The woman walked over, flipped the circuit breaker for our room, and I went upstairs briefly to turn the A/C back on for our return.
I'd boiled over, and for good reason. I won't stand for this kind of persistent begging and casual neglect/abuse in my own home.
We had an early morning at the beach, and when we returned to our room to take a shower the hot water heater wasn't working. We had power to the room and A/C, but no hot water.
Tatiana went downstairs, had them flip the circuit breaker they'd turned off, AGAIN, and all was well.
This morning it was my turn to go downstairs and tell them to flip the hot water breaker. This was the absolute final straw. I would tolerate the Huyen Hhung Hotel no longer.
Normally, I would have been out of this place after the intrusion into the room and the verbal lashing given to the staffer on the 24th, but it's a real ordeal to get Tatiana's gear packed up and moved to a different hotel. Her 80+-liter backpack is almost always emptied and spread out when we get to a hotel, which would require her to spend a two or three hours packing it back up. I let some things go on her account, but I would stand for this hotel no longer.
The Huyen Hhung Hotel: Where the television is useless because the only movie channel in English looses contact with the satellite every evening, just after dusk, until dawn (when we want it the most); where the staff constantly annoy you by asking for tours or motorbikes; where the front doors are locked at night (requiring me to one evening start knocking on the doors on the second-story rooms to see where the staff lived so they could let me out); where the A/C unit blows directly on you as you sleep; and where the circuit breakers to your room are always off.
Tatiana needed to pack, and I needed to find a new place for us to live.

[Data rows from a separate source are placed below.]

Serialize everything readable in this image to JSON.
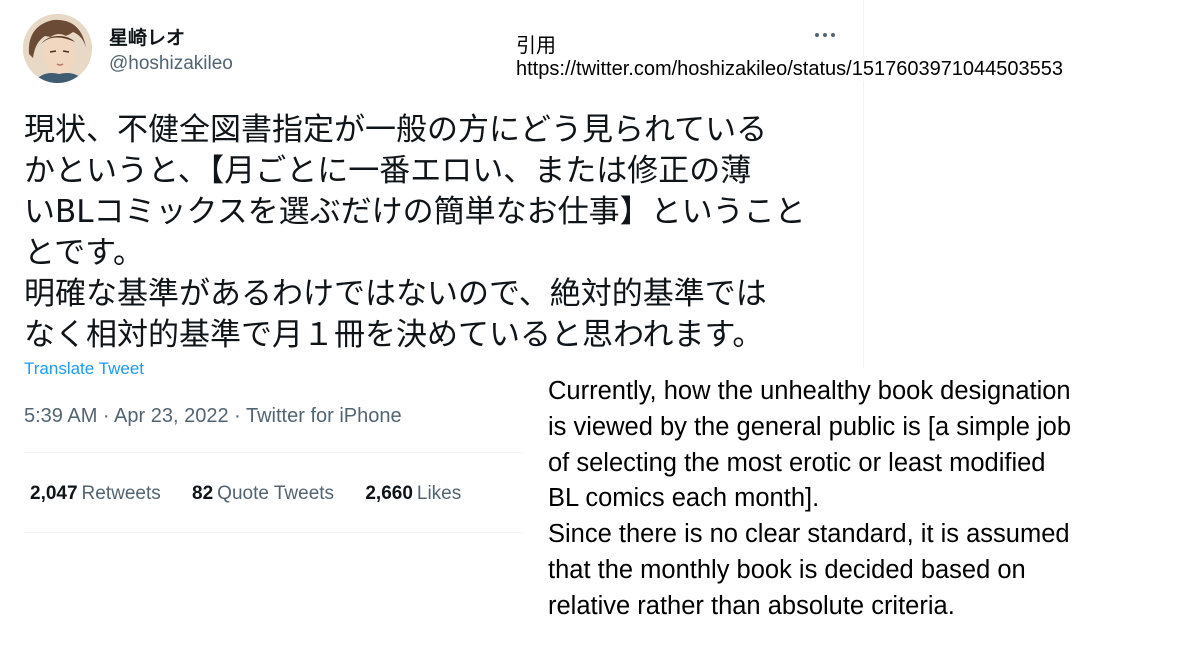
{
  "tweet": {
    "display_name": "星崎レオ",
    "handle": "@hoshizakileo",
    "text_lines": [
      "現状、不健全図書指定が一般の方にどう見られている",
      "かというと、【月ごとに一番エロい、または修正の薄",
      "いBLコミックスを選ぶだけの簡単なお仕事】ということ",
      "とです。",
      "明確な基準があるわけではないので、絶対的基準では",
      "なく相対的基準で月１冊を決めていると思われます。"
    ],
    "translate_label": "Translate Tweet",
    "timestamp": "5:39 AM · Apr 23, 2022 · Twitter for iPhone",
    "stats": {
      "retweets_count": "2,047",
      "retweets_label": "Retweets",
      "quote_count": "82",
      "quote_label": "Quote Tweets",
      "likes_count": "2,660",
      "likes_label": "Likes"
    },
    "more_icon": "more-horizontal-icon",
    "link_color": "#1d9bf0",
    "secondary_color": "#536471"
  },
  "quote": {
    "label": "引用",
    "url": "https://twitter.com/hoshizakileo/status/1517603971044503553"
  },
  "translation": {
    "lines": [
      "Currently, how the unhealthy book designation",
      "is viewed by the general public is [a simple job",
      "of selecting the most erotic or least modified",
      "BL comics each month].",
      "Since there is no clear standard, it is assumed",
      "that the monthly book is decided based on",
      "relative rather than absolute criteria."
    ]
  }
}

Ultimately, the winner in town was the Rong Bien Hotel, for US$7/night. Although it lacks a useful mini-fridge, the room living space is twice that of Huyen Hhung Hotel, for only a dollar more per night.
My patience for this country has officially run out. Tatiana tells me she used to be against the Vietnam War, until traveling here. I counter by adding: "I don't think three million [dead Vietnamese] was enough."